The French constitutional council upheld a law that bans hydraulic fracturing in the European country; a report claims Syrian rebels committed war crimes, killing and abducting hundreds of civilians; and data analytics are being used to discriminate against the poor. These discoveries and more below.
On a regular basis, Truthdig brings you the news items and odds and ends that have found their way to Larry Gross, director of the USC Annenberg School for Communication.

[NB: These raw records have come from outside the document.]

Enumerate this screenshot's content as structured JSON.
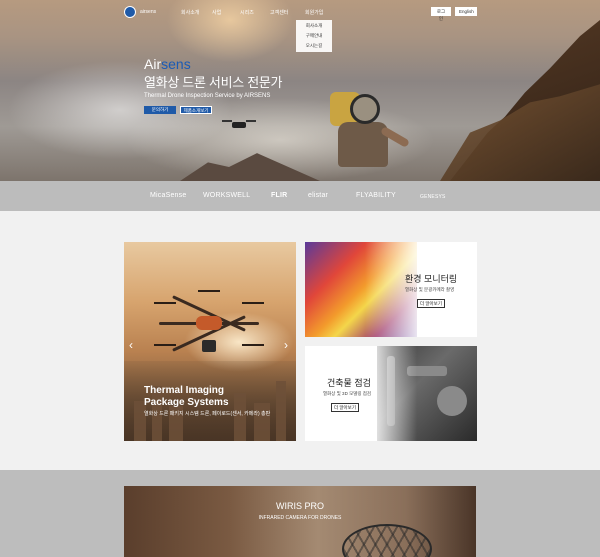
{
  "header": {
    "logo_text": "airsens",
    "menu": [
      "회사소개",
      "사업",
      "시리즈",
      "고객센터",
      "회원가입"
    ],
    "login_label": "로그인",
    "lang_label": "English",
    "dropdown": [
      "회사소개",
      "구매안내",
      "오시는길"
    ]
  },
  "hero": {
    "title_plain": "Air",
    "title_accent": "sens",
    "subtitle": "열화상 드론 서비스 전문가",
    "desc": "Thermal Drone Inspection Service by AIRSENS",
    "btn_primary": "문의하기",
    "btn_secondary": "제품소개보기"
  },
  "partners": [
    "MicaSense",
    "WORKSWELL",
    "FLIR",
    "elistar",
    "FLYABILITY",
    "GENESYS"
  ],
  "slider": {
    "title_line1": "Thermal Imaging",
    "title_line2": "Package Systems",
    "subtitle": "열화상 드론 패키지 시스템 드론, 페이로드(센서, 카메라) 총판",
    "prev_arrow": "‹",
    "next_arrow": "›"
  },
  "cards": [
    {
      "title": "환경 모니터링",
      "subtitle": "열화상 및 분광카메라 촬영",
      "button": "더 알아보기"
    },
    {
      "title": "건축물 점검",
      "subtitle": "열화상 및 3D 모델링 점검",
      "button": "더 알아보기"
    }
  ],
  "banner": {
    "title": "WIRIS PRO",
    "subtitle": "INFRARED CAMERA FOR DRONES"
  }
}
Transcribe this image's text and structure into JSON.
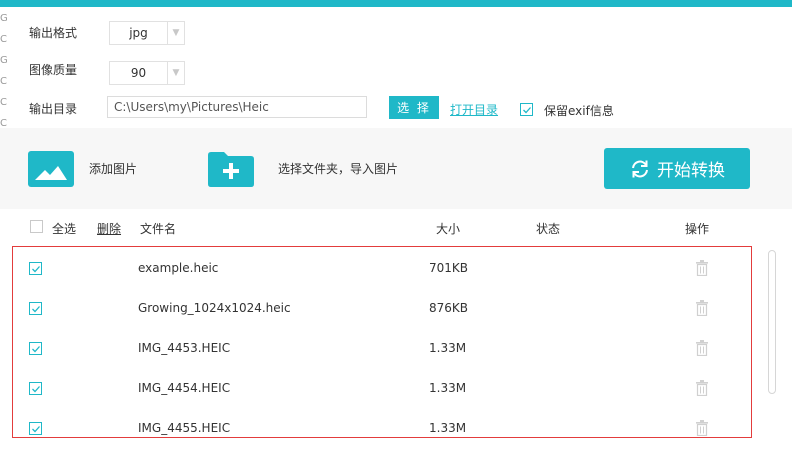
{
  "settings": {
    "format_label": "输出格式",
    "format_value": "jpg",
    "quality_label": "图像质量",
    "quality_value": "90",
    "dir_label": "输出目录",
    "dir_value": "C:\\Users\\my\\Pictures\\Heic",
    "choose_button": "选 择",
    "open_dir_link": "打开目录",
    "keep_exif_label": "保留exif信息",
    "keep_exif_checked": true
  },
  "edge_glyphs": [
    "G",
    "C",
    "G",
    "C",
    "C",
    "C"
  ],
  "toolbar": {
    "add_images": "添加图片",
    "add_folder": "选择文件夹，导入图片",
    "start_button": "开始转换"
  },
  "table": {
    "select_all": "全选",
    "delete_link": "删除",
    "columns": {
      "name": "文件名",
      "size": "大小",
      "status": "状态",
      "action": "操作"
    },
    "rows": [
      {
        "name": "example.heic",
        "size": "701KB",
        "status": ""
      },
      {
        "name": "Growing_1024x1024.heic",
        "size": "876KB",
        "status": ""
      },
      {
        "name": "IMG_4453.HEIC",
        "size": "1.33M",
        "status": ""
      },
      {
        "name": "IMG_4454.HEIC",
        "size": "1.33M",
        "status": ""
      },
      {
        "name": "IMG_4455.HEIC",
        "size": "1.33M",
        "status": ""
      }
    ]
  },
  "colors": {
    "accent": "#1fb8c8",
    "selection_border": "#e33c3c"
  }
}
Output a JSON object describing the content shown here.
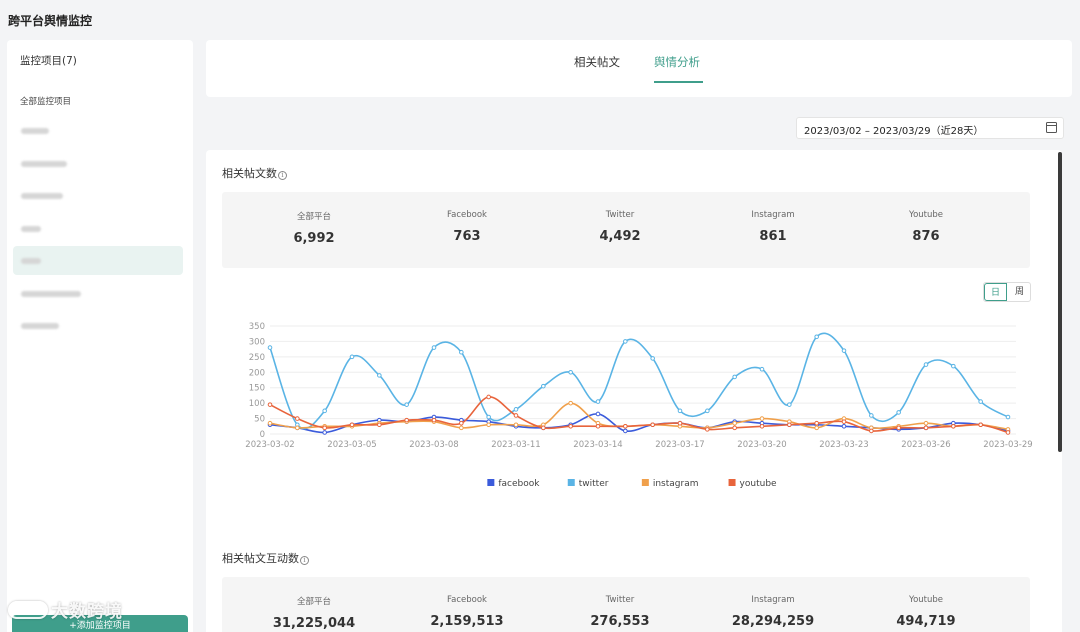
{
  "app_title": "跨平台舆情监控",
  "sidebar": {
    "header": "监控项目(7)",
    "group_label": "全部监控项目",
    "item_count": 7,
    "active_index": 4,
    "add_button_label": "+添加监控项目"
  },
  "tabs": [
    {
      "label": "相关帖文"
    },
    {
      "label": "舆情分析"
    }
  ],
  "active_tab": "舆情分析",
  "date_range": "2023/03/02 – 2023/03/29（近28天）",
  "posts_section": {
    "title": "相关帖文数",
    "stats": [
      {
        "label": "全部平台",
        "value": "6,992"
      },
      {
        "label": "Facebook",
        "value": "763"
      },
      {
        "label": "Twitter",
        "value": "4,492"
      },
      {
        "label": "Instagram",
        "value": "861"
      },
      {
        "label": "Youtube",
        "value": "876"
      }
    ],
    "period_toggle": {
      "day": "日",
      "week": "周",
      "selected": "日"
    }
  },
  "interaction_section": {
    "title": "相关帖文互动数",
    "stats": [
      {
        "label": "全部平台",
        "value": "31,225,044"
      },
      {
        "label": "Facebook",
        "value": "2,159,513"
      },
      {
        "label": "Twitter",
        "value": "276,553"
      },
      {
        "label": "Instagram",
        "value": "28,294,259"
      },
      {
        "label": "Youtube",
        "value": "494,719"
      }
    ]
  },
  "watermark": "大数跨境",
  "chart_data": {
    "type": "line",
    "x": [
      "2023-03-02",
      "2023-03-03",
      "2023-03-04",
      "2023-03-05",
      "2023-03-06",
      "2023-03-07",
      "2023-03-08",
      "2023-03-09",
      "2023-03-10",
      "2023-03-11",
      "2023-03-12",
      "2023-03-13",
      "2023-03-14",
      "2023-03-15",
      "2023-03-16",
      "2023-03-17",
      "2023-03-18",
      "2023-03-19",
      "2023-03-20",
      "2023-03-21",
      "2023-03-22",
      "2023-03-23",
      "2023-03-24",
      "2023-03-25",
      "2023-03-26",
      "2023-03-27",
      "2023-03-28",
      "2023-03-29"
    ],
    "x_tick_labels": [
      "2023-03-02",
      "2023-03-05",
      "2023-03-08",
      "2023-03-11",
      "2023-03-14",
      "2023-03-17",
      "2023-03-20",
      "2023-03-23",
      "2023-03-26",
      "2023-03-29"
    ],
    "ylim": [
      0,
      350
    ],
    "y_ticks": [
      0,
      50,
      100,
      150,
      200,
      250,
      300,
      350
    ],
    "grid": true,
    "legend_position": "bottom",
    "series": [
      {
        "name": "facebook",
        "color": "#3b5bdb",
        "values": [
          30,
          20,
          5,
          30,
          45,
          40,
          55,
          45,
          40,
          25,
          20,
          30,
          65,
          10,
          30,
          35,
          20,
          40,
          35,
          30,
          30,
          25,
          20,
          15,
          20,
          35,
          30,
          10
        ]
      },
      {
        "name": "twitter",
        "color": "#5ab4e5",
        "values": [
          280,
          30,
          75,
          250,
          190,
          95,
          280,
          265,
          55,
          80,
          155,
          200,
          105,
          300,
          245,
          75,
          75,
          185,
          210,
          95,
          315,
          270,
          60,
          70,
          225,
          220,
          105,
          55
        ]
      },
      {
        "name": "instagram",
        "color": "#f0a04b",
        "values": [
          35,
          20,
          25,
          25,
          35,
          40,
          40,
          20,
          30,
          30,
          30,
          100,
          35,
          25,
          30,
          25,
          20,
          35,
          50,
          40,
          20,
          50,
          20,
          25,
          35,
          25,
          30,
          15
        ]
      },
      {
        "name": "youtube",
        "color": "#e8643c",
        "values": [
          95,
          50,
          20,
          30,
          30,
          45,
          45,
          35,
          120,
          60,
          20,
          25,
          25,
          25,
          30,
          35,
          15,
          20,
          25,
          30,
          35,
          40,
          10,
          20,
          20,
          25,
          30,
          5
        ]
      }
    ]
  }
}
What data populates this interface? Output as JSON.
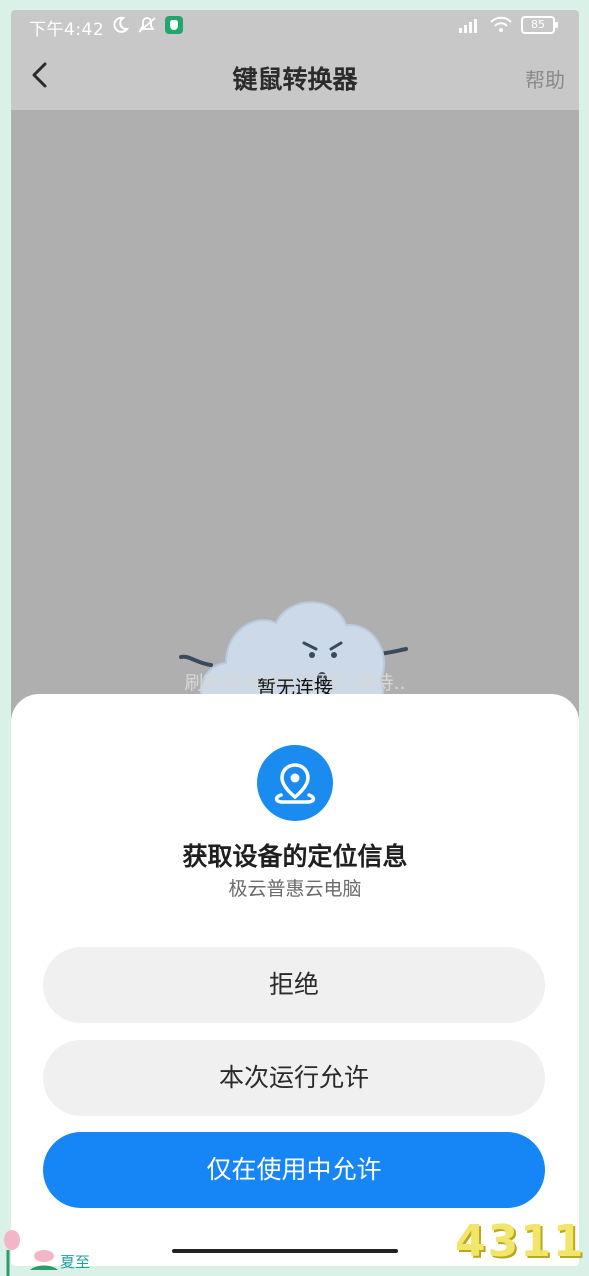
{
  "status_bar": {
    "time": "下午4:42",
    "battery": "85"
  },
  "header": {
    "title": "键鼠转换器",
    "help": "帮助"
  },
  "main": {
    "status_text_behind": "刷新转换器中请耐心等待..",
    "status_text_front": "暂无连接"
  },
  "permission": {
    "title": "获取设备的定位信息",
    "app_name": "极云普惠云电脑",
    "deny_label": "拒绝",
    "allow_once_label": "本次运行允许",
    "allow_while_using_label": "仅在使用中允许"
  },
  "decor": {
    "season_label": "夏至",
    "watermark": "4311"
  },
  "colors": {
    "accent": "#1685f5",
    "overlay": "#afafaf"
  }
}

A specialist in media and culture, art and communication, visual communication and media portrayals of minorities, Gross helped found the field of gay and lesbian studies.
France’s Highest Legal Body Upholds Ban On Fracking
France’s constitutional council rejected on Friday a challenge to a law banning hydraulic fracturing for exploration and production of the country’s shale gas and oil.
The Forest Mafia: How Scammers Steal Millions Through Carbon Markets
When the product is invisible, the cons are endless.
The Perils of Premature Deindustrialization
Most of today’s advanced economies became what they are by traveling the well-worn path of industrialization.
Israeli Left Sociologist Rejects Two-State Solution
For many years, sociologist Yehouda Shenhav has rejected the two-state solution that became, in his eyes, the only paradigm of the Israeli left.
Broadcast News Attracts the Biggest Audiences, but Viewers Spend More Time with Cable
Television is still the primary way Americans get news at home, with the largest audiences watching network and local news, according to a new Pew Research Center analysis of Nielsen data.
New Report Accuses Syrian Rebel Groups of War Crimes
A new report accuses Syrian rebel forces of systematically killing at least 190 unarmed civilians and abducting over 200 in a series of attacks along the western coastal province of Latakia on August 4.
Obama’s Crackdown on Leaks Won’t Stop Secrets From Coming Out
The Obama administration is engaged in an unprecedented campaign to control the flow of information to the press, characterized by “legal policies . . . that disrupt relationships between journalists and government sources,” surveillance programs that “cast doubt on journalists’ ability to protect those sources,” and restrictive information disclosure practices “that make it more difficult to hold the government accountable for its actions and decision-making.”
On Janet Yellen as Federal Reserve Chair
On October 9, 2013, President Obama nominated Janet Yellen, current vice-chair of the Federal Reserve, as the new Fed chair, to replace Ben Bernanke expected to retire at year’s end.
Martin O’Malley And Poisoning Baltimore’s Children
Baltimore’s poorer neighborhoods have been dealing with Martin O’Malley for years and years, as I can recall from when I worked in ACORN’s national office and heard all about the trouble this man was from our Maryland chapter.
Harvard Business School Will Venture Into Online Teaching
The famously cloistered Harvard Business School will soon offer online courses, although it has not quite decided how.
Where Are The Secular Egyptian Revolutionaries?
In coffee shops and apartment basements in the Cairo night, activists from the Third Square movement are at work.
In the Developing World, a Renaissance in Christian Higher Education
As the economies of the developing world have grown, they have created a nearly insatiable demand for higher education, especially in the Global South.
In Print, Newspapers Cut Opinion
Much has been written about newspapers cutting staffs, news pages and bureaus in response to financial pressures in recent years.
Data Discrimination Means the Poor May Experience a Different Internet
Data analytics are being used to implement a subtle form of discrimination, while anonymous data sets can be mined to reveal health data and other private information, a Microsoft researcher warned at MIT Technology Review’s EmTech conference.